Ramsey retired in May. Smith will be turning in his CEO title on Jan. 1 but will remain as a senior advisor to Sonal Shah, the new chief executive, for one year.

For many news organizations, 2022 has brought cost cuts, layoffs and closures due to advertisers pulling back on spending in anticipation of a recession. Gannett (GCI), which owns local newspapers like the Texas-based Austin American-Statesman and El Paso Times, has laid off 600 workers since August, representing less than 5 percent of its workforce. It also required employees to take unpaid time off in December and paused hiring. Protocol, a tech news site, shuttered in November and laid off more than 60 employees. But for the Tribune, this leadership change signals something different, according to Smith.

“With John, Ross and me departing in different ways this year, we all feel so good about the state of the organization that we can leave,” Smith told the Observer.

In 2022, the Tribune raised the most money and garnered the biggest audience since its launch, Smith said. And it is on track to raise more in 2023. While for-profit news organizations rely on subscriptions and advertising revenue, which are affected by the economy, the Tribune is funded by foundations and corporate sponsors and hasn’t faced the same issues, he said. The numbers for 2022 aren’t public yet, but in 2021, the Tribune earned more than $10 million in funding with 3.8 million unique monthly users.
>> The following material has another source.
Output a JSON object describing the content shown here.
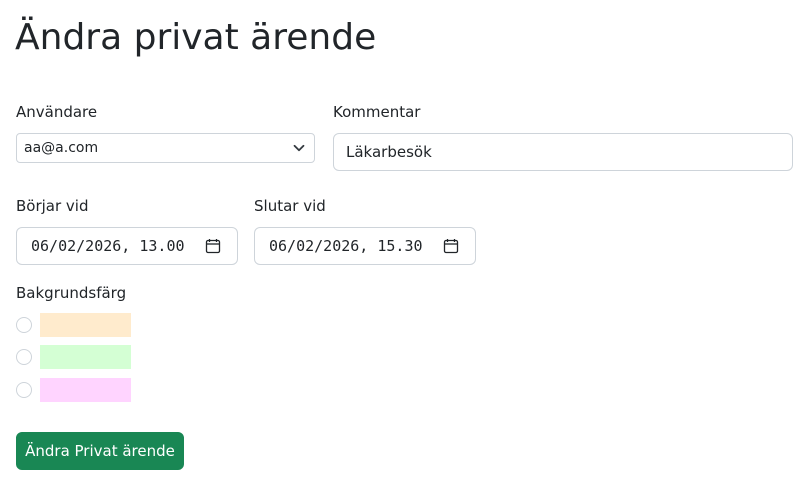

Smith doesn’t expect any content or business strategy changes with Shah as CEO, and he said the board has not yet decided who will fill Thornton’s seat. Under Shah, the Tribune will be able to grow in ways Smith couldn’t set in motion, he said. The publication could rethink how its brand is situated in the world and earn more money to support journalism, he said. But as a founder, “I’m not sure I’d be the best person to lead that growth,” he said. “The keeper of the flame can’t be the agent of change.”

The Texas Tribune Is Losing its Three Founders But Is Ready to Take on the New Year